These expenses are experienced before a business starts accepting customers. The IRS specifies that for a startup cost to qualify for a deduction, it has to meet these two requirements:
- The cost is one a business could write off if they paid or incurred it to operate in an active trade or business that already exists in the same field the new startup is trying to be part of.
- The cost is one a business pays or incurs before the beginning date of their active trade or business.
Qualifying startup owners who pay for these expenses can deduct:
- Analyses or surveys of the market, products, labor supply, transportation facilities, or similar activities
- Ads related to starting the business
- Compensation to employees and instructors who are being trained/training employees
- Travel costs associated with getting customers, distributors, or suppliers
- Professional fees or salaries for executives, consultants, or similar professionals
What startup costs don’t qualify?
Fortunately, there’s a lot you can deduct as a startup. But not everything can be written off. Nonqualifying costs include:
- Research and experimental expenses (capital expenses that are “reasonable” expenses incurred related to business or trade activities that give you information that would “eliminate uncertainty about the development or improvement of a product”)
- Deductible interest
Recoverable startup costs for purchasing an active trade or business are only those associated with the preliminary investigation into the company—basically, how you decided whether or not you should buy the entity.
How to deduct startup costs

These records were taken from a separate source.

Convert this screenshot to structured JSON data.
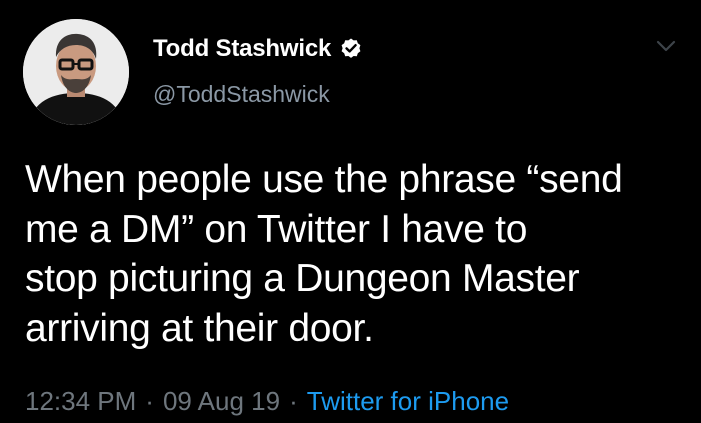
{
  "tweet": {
    "author": {
      "display_name": "Todd Stashwick",
      "handle": "@ToddStashwick",
      "verified": true,
      "avatar_icon": "avatar-photo"
    },
    "text_lines": [
      "When people use the phrase “send",
      "me a DM” on Twitter I have to",
      "stop picturing a Dungeon Master",
      "arriving at their door."
    ],
    "time": "12:34 PM",
    "separator": "·",
    "date": "09 Aug 19",
    "source": "Twitter for iPhone",
    "menu_icon": "chevron-down-icon"
  },
  "colors": {
    "background": "#000000",
    "text": "#ffffff",
    "handle": "#8b98a5",
    "meta": "#6e767d",
    "link": "#1d9bf0"
  }
}
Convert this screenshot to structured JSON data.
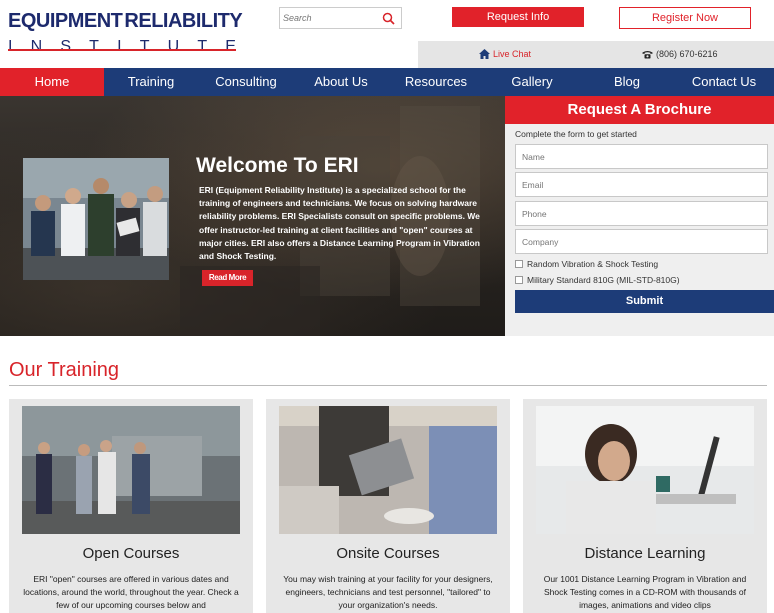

Business owners can deduct up to $5,000 in startup costs as long as the total is $50,000 or less. If you find that your expenses exceed this limit but are still $55,000 and under, you can still deduct some—the allowable deduction will just be lower. But startup costs won’t qualify for a deduction at all for the first year if expenses were more than $55,000. You’ll have to amortize all of them in the following years (more on that just below).
After the deduction, any costs remaining should be amortized in equal parts over the next 15 years. Amortization is how you can recover certain capital costs, similar to how depreciation works. You’ll use IRS Form 4562 to take the amortization write-off each year, which must be included with the business’s tax return.
What if you have questions?
Starting up a business means being inundated with new considerations, financial obligations, and priorities. Fortunately, the IRS allows owners to write off some steep costs in the first year and others over 15 years with amortization.
If you’re unsure which startup costs qualify and how to go about reporting everything correctly, it’s best to work with a tax professional. The team at Provident CPA and Business Advisors is here to advise you on the best way forward. We ensure you’re getting every single deduction and credit your business is eligible for.
Learn how we can help by contacting Provident today.